Question 1: You’ve heard that your child’s new teacher is really strict. You:

Say nothing for fear of scaring them.
Incorrect answer. Please try again.
Tell a white lie and say you’ve heard she’s really nice. They’ll find out the truth soon enough.
Incorrect answer. Please try again.
Tell them what you’ve heard, but assure them that while she might be tough, it’s unlikely she’ll be unfair, and that if they do what they should be doing they’ll be fine.
Correct! Being honest with your children is a really important part of earning their trust. Encourage communication and discussion, and handle their concerns with sympathy, but also let them know that you have confidence in their ability to make good decisions.

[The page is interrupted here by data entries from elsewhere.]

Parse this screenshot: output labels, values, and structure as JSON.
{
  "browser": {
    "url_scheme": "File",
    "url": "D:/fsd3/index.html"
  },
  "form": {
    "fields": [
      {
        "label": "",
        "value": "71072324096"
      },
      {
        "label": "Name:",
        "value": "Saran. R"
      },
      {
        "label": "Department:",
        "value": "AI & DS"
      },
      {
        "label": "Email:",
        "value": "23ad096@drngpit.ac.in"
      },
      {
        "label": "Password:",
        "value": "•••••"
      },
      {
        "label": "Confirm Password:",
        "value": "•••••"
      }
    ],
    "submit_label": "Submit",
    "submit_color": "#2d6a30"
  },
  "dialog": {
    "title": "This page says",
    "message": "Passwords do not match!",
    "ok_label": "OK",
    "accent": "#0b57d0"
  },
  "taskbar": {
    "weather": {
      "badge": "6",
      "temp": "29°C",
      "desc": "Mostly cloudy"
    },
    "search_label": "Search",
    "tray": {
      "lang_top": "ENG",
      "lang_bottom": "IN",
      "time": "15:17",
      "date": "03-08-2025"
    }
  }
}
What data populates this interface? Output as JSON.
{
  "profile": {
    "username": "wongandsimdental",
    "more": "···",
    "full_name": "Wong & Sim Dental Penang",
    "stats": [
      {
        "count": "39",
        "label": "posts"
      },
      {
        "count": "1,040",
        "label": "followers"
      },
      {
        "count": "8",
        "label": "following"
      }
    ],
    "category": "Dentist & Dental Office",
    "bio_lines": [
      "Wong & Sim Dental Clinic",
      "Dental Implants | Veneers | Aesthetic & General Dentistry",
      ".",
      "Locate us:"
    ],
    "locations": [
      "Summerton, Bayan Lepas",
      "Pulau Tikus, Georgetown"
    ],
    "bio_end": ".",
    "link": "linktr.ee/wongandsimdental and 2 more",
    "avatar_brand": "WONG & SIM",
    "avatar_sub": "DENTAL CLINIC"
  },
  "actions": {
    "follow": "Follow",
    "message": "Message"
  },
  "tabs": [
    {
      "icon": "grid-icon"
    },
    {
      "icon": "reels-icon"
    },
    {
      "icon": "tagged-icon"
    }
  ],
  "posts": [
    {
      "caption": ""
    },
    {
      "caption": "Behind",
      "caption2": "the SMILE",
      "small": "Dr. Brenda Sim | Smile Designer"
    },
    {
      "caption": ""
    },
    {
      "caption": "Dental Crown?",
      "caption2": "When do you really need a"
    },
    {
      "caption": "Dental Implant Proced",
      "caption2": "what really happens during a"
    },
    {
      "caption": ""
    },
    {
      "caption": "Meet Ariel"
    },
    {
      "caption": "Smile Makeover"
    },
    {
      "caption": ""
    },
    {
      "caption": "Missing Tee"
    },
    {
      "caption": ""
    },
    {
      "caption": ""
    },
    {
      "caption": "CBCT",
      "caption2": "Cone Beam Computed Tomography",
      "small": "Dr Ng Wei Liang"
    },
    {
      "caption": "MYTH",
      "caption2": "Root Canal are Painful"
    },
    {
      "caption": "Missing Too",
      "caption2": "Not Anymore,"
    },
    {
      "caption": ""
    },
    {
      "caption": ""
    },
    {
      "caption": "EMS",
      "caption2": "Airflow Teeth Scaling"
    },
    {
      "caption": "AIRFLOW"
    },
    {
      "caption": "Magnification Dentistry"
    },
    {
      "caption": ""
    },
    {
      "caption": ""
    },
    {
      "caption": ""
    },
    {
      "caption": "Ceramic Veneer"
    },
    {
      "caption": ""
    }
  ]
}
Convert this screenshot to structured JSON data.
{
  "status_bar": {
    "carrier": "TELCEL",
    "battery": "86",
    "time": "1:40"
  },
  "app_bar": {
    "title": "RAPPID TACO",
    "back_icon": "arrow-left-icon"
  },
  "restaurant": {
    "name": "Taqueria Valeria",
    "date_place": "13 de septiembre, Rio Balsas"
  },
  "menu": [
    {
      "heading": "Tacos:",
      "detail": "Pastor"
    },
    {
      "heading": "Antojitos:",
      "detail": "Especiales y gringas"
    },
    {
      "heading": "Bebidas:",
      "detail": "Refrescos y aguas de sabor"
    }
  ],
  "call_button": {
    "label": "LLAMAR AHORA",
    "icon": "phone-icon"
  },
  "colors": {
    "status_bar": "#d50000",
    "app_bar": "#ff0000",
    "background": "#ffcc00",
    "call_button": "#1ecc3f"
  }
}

Question 2: There’s a child in their new class you’ve had problems with before. The best thing to do is:

Contact the parents of the child right away and let them know you’ll be on the lookout for more bad behaviour.
Incorrect answer. Please try again.
Make an appointment with the teacher, and let her or him know your concerns. Then, leave it to the school to handle the situation.
Correct! While the last option is tempting, threatening a child is not the best idea, and neither is starting a war with their parents. Remember that the teacher and principal are trained professionals and have dealt with this type of problem before. For the most part, you have to trust that the situation will be handled competently. That said, keep your eyes open and, if you suspect something is amiss, don’t hesitate to voice your concerns.
Go to the child yourself and warn them that if there’s trouble they’ll have you to contend with.
Incorrect answer. Please try again.

Question 3: Getting your kids to do their homework was a problem the past year. This year:

You’re laying down strict rules that homework will be done at the same time every day otherwise there’ll be no TV/iPad/games.
Correct! This is one of the least fun parts of parenting, but it’s also one of the most important. Having them do their homework is a non-negotiable as it will have a direct impact on their academic performance. While there are some places you can afford to be more relaxed, this is not one of them – and, if you want your rules to be adhered to, you have no choice but to be firm. Not always easy, but really, really important.
You’re hoping it will be different this year because they’re a bit older and more responsible.
Incorrect answer. Please try again.
You’ve told your kids you expect them to do their work without fuss, but you’ve been a bit vague about the consequences of not listening.
Incorrect answer. Please try again.